* EXERCISE DETAILS
Once the records below have been read, copy them all out exactly.
-- Opening Marker --
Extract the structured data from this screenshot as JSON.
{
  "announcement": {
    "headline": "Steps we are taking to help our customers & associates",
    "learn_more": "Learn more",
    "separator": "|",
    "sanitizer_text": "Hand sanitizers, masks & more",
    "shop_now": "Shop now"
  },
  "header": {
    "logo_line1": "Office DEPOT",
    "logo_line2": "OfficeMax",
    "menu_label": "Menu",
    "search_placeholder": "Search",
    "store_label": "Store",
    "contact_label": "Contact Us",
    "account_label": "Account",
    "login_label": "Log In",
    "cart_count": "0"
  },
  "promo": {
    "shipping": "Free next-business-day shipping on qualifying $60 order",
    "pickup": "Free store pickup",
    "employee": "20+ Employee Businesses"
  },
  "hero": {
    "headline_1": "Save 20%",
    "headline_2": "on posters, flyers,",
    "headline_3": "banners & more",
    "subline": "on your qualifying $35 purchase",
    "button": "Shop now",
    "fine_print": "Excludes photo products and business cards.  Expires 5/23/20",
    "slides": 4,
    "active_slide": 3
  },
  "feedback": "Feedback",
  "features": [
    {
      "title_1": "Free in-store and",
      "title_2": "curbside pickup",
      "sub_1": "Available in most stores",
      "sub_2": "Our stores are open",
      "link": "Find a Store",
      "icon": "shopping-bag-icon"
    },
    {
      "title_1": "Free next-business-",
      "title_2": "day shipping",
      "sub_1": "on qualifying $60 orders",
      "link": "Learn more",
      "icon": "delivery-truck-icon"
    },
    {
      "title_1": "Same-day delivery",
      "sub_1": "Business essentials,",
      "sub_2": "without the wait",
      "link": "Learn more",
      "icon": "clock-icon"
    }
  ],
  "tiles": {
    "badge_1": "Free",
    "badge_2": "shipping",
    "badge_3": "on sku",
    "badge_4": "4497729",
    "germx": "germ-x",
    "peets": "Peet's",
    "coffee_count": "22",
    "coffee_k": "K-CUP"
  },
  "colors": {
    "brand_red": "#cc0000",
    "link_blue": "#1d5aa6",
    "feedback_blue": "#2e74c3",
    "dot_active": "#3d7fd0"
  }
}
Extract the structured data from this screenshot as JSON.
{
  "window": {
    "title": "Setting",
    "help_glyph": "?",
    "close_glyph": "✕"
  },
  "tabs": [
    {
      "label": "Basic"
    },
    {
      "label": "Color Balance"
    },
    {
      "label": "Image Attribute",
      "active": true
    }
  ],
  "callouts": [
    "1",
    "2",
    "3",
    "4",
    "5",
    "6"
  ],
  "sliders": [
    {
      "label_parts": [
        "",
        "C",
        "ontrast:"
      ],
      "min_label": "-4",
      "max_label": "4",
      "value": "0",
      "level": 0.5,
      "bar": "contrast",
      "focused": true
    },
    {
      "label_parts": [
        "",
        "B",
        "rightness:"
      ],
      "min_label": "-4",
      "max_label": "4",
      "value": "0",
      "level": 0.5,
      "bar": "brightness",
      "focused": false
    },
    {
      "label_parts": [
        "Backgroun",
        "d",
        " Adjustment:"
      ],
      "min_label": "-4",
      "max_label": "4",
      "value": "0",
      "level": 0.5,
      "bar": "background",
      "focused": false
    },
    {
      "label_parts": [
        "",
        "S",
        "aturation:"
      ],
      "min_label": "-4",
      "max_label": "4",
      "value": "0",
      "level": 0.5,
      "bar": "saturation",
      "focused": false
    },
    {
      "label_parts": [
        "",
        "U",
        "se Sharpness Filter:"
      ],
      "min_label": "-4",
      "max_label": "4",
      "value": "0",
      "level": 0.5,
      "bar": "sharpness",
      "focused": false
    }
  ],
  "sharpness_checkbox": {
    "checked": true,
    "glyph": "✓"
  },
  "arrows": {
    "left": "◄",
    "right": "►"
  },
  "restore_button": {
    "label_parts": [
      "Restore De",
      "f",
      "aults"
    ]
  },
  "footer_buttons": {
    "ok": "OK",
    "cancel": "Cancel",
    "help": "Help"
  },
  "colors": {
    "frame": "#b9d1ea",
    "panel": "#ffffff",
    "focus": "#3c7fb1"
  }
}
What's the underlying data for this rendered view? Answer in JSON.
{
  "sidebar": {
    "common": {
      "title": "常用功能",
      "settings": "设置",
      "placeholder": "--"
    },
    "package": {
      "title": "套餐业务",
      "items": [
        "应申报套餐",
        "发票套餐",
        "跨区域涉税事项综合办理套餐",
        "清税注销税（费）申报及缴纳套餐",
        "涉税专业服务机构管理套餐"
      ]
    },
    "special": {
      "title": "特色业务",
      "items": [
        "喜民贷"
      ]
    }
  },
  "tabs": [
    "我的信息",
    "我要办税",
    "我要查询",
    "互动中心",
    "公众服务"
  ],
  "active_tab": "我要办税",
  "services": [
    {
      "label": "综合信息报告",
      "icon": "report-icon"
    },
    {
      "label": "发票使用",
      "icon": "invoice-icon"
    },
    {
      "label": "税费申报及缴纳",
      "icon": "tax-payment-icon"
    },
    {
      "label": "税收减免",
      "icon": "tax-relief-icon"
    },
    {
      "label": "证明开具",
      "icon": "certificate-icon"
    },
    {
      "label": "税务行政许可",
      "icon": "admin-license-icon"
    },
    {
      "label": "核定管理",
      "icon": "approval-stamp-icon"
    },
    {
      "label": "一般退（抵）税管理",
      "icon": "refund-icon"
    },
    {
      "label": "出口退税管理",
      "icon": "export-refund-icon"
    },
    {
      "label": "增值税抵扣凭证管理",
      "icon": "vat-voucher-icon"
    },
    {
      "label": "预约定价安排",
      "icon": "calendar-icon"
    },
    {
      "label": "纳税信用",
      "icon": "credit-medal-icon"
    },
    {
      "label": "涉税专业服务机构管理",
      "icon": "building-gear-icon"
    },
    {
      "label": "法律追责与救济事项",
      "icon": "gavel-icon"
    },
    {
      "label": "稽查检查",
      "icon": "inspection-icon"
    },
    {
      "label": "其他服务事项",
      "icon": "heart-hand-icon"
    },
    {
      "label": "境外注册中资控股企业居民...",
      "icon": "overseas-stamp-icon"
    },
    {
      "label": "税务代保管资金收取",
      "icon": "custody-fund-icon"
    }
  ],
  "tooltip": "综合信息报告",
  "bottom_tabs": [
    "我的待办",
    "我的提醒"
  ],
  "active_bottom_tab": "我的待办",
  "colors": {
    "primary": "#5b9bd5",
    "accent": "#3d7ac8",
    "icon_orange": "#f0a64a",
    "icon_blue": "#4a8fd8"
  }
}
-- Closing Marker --
* EXERCISE ANSWER
Extract the structured data from this screenshot as JSON.
{
  "announcement": {
    "headline": "Steps we are taking to help our customers & associates",
    "learn_more": "Learn more",
    "separator": "|",
    "sanitizer_text": "Hand sanitizers, masks & more",
    "shop_now": "Shop now"
  },
  "header": {
    "logo_line1": "Office DEPOT",
    "logo_line2": "OfficeMax",
    "menu_label": "Menu",
    "search_placeholder": "Search",
    "store_label": "Store",
    "contact_label": "Contact Us",
    "account_label": "Account",
    "login_label": "Log In",
    "cart_count": "0"
  },
  "promo": {
    "shipping": "Free next-business-day shipping on qualifying $60 order",
    "pickup": "Free store pickup",
    "employee": "20+ Employee Businesses"
  },
  "hero": {
    "headline_1": "Save 20%",
    "headline_2": "on posters, flyers,",
    "headline_3": "banners & more",
    "subline": "on your qualifying $35 purchase",
    "button": "Shop now",
    "fine_print": "Excludes photo products and business cards.  Expires 5/23/20",
    "slides": 4,
    "active_slide": 3
  },
  "feedback": "Feedback",
  "features": [
    {
      "title_1": "Free in-store and",
      "title_2": "curbside pickup",
      "sub_1": "Available in most stores",
      "sub_2": "Our stores are open",
      "link": "Find a Store",
      "icon": "shopping-bag-icon"
    },
    {
      "title_1": "Free next-business-",
      "title_2": "day shipping",
      "sub_1": "on qualifying $60 orders",
      "link": "Learn more",
      "icon": "delivery-truck-icon"
    },
    {
      "title_1": "Same-day delivery",
      "sub_1": "Business essentials,",
      "sub_2": "without the wait",
      "link": "Learn more",
      "icon": "clock-icon"
    }
  ],
  "tiles": {
    "badge_1": "Free",
    "badge_2": "shipping",
    "badge_3": "on sku",
    "badge_4": "4497729",
    "germx": "germ-x",
    "peets": "Peet's",
    "coffee_count": "22",
    "coffee_k": "K-CUP"
  },
  "colors": {
    "brand_red": "#cc0000",
    "link_blue": "#1d5aa6",
    "feedback_blue": "#2e74c3",
    "dot_active": "#3d7fd0"
  }
}
Extract the structured data from this screenshot as JSON.
{
  "window": {
    "title": "Setting",
    "help_glyph": "?",
    "close_glyph": "✕"
  },
  "tabs": [
    {
      "label": "Basic"
    },
    {
      "label": "Color Balance"
    },
    {
      "label": "Image Attribute",
      "active": true
    }
  ],
  "callouts": [
    "1",
    "2",
    "3",
    "4",
    "5",
    "6"
  ],
  "sliders": [
    {
      "label_parts": [
        "",
        "C",
        "ontrast:"
      ],
      "min_label": "-4",
      "max_label": "4",
      "value": "0",
      "level": 0.5,
      "bar": "contrast",
      "focused": true
    },
    {
      "label_parts": [
        "",
        "B",
        "rightness:"
      ],
      "min_label": "-4",
      "max_label": "4",
      "value": "0",
      "level": 0.5,
      "bar": "brightness",
      "focused": false
    },
    {
      "label_parts": [
        "Backgroun",
        "d",
        " Adjustment:"
      ],
      "min_label": "-4",
      "max_label": "4",
      "value": "0",
      "level": 0.5,
      "bar": "background",
      "focused": false
    },
    {
      "label_parts": [
        "",
        "S",
        "aturation:"
      ],
      "min_label": "-4",
      "max_label": "4",
      "value": "0",
      "level": 0.5,
      "bar": "saturation",
      "focused": false
    },
    {
      "label_parts": [
        "",
        "U",
        "se Sharpness Filter:"
      ],
      "min_label": "-4",
      "max_label": "4",
      "value": "0",
      "level": 0.5,
      "bar": "sharpness",
      "focused": false
    }
  ],
  "sharpness_checkbox": {
    "checked": true,
    "glyph": "✓"
  },
  "arrows": {
    "left": "◄",
    "right": "►"
  },
  "restore_button": {
    "label_parts": [
      "Restore De",
      "f",
      "aults"
    ]
  },
  "footer_buttons": {
    "ok": "OK",
    "cancel": "Cancel",
    "help": "Help"
  },
  "colors": {
    "frame": "#b9d1ea",
    "panel": "#ffffff",
    "focus": "#3c7fb1"
  }
}
What's the underlying data for this rendered view? Answer in JSON.
{
  "sidebar": {
    "common": {
      "title": "常用功能",
      "settings": "设置",
      "placeholder": "--"
    },
    "package": {
      "title": "套餐业务",
      "items": [
        "应申报套餐",
        "发票套餐",
        "跨区域涉税事项综合办理套餐",
        "清税注销税（费）申报及缴纳套餐",
        "涉税专业服务机构管理套餐"
      ]
    },
    "special": {
      "title": "特色业务",
      "items": [
        "喜民贷"
      ]
    }
  },
  "tabs": [
    "我的信息",
    "我要办税",
    "我要查询",
    "互动中心",
    "公众服务"
  ],
  "active_tab": "我要办税",
  "services": [
    {
      "label": "综合信息报告",
      "icon": "report-icon"
    },
    {
      "label": "发票使用",
      "icon": "invoice-icon"
    },
    {
      "label": "税费申报及缴纳",
      "icon": "tax-payment-icon"
    },
    {
      "label": "税收减免",
      "icon": "tax-relief-icon"
    },
    {
      "label": "证明开具",
      "icon": "certificate-icon"
    },
    {
      "label": "税务行政许可",
      "icon": "admin-license-icon"
    },
    {
      "label": "核定管理",
      "icon": "approval-stamp-icon"
    },
    {
      "label": "一般退（抵）税管理",
      "icon": "refund-icon"
    },
    {
      "label": "出口退税管理",
      "icon": "export-refund-icon"
    },
    {
      "label": "增值税抵扣凭证管理",
      "icon": "vat-voucher-icon"
    },
    {
      "label": "预约定价安排",
      "icon": "calendar-icon"
    },
    {
      "label": "纳税信用",
      "icon": "credit-medal-icon"
    },
    {
      "label": "涉税专业服务机构管理",
      "icon": "building-gear-icon"
    },
    {
      "label": "法律追责与救济事项",
      "icon": "gavel-icon"
    },
    {
      "label": "稽查检查",
      "icon": "inspection-icon"
    },
    {
      "label": "其他服务事项",
      "icon": "heart-hand-icon"
    },
    {
      "label": "境外注册中资控股企业居民...",
      "icon": "overseas-stamp-icon"
    },
    {
      "label": "税务代保管资金收取",
      "icon": "custody-fund-icon"
    }
  ],
  "tooltip": "综合信息报告",
  "bottom_tabs": [
    "我的待办",
    "我的提醒"
  ],
  "active_bottom_tab": "我的待办",
  "colors": {
    "primary": "#5b9bd5",
    "accent": "#3d7ac8",
    "icon_orange": "#f0a64a",
    "icon_blue": "#4a8fd8"
  }
}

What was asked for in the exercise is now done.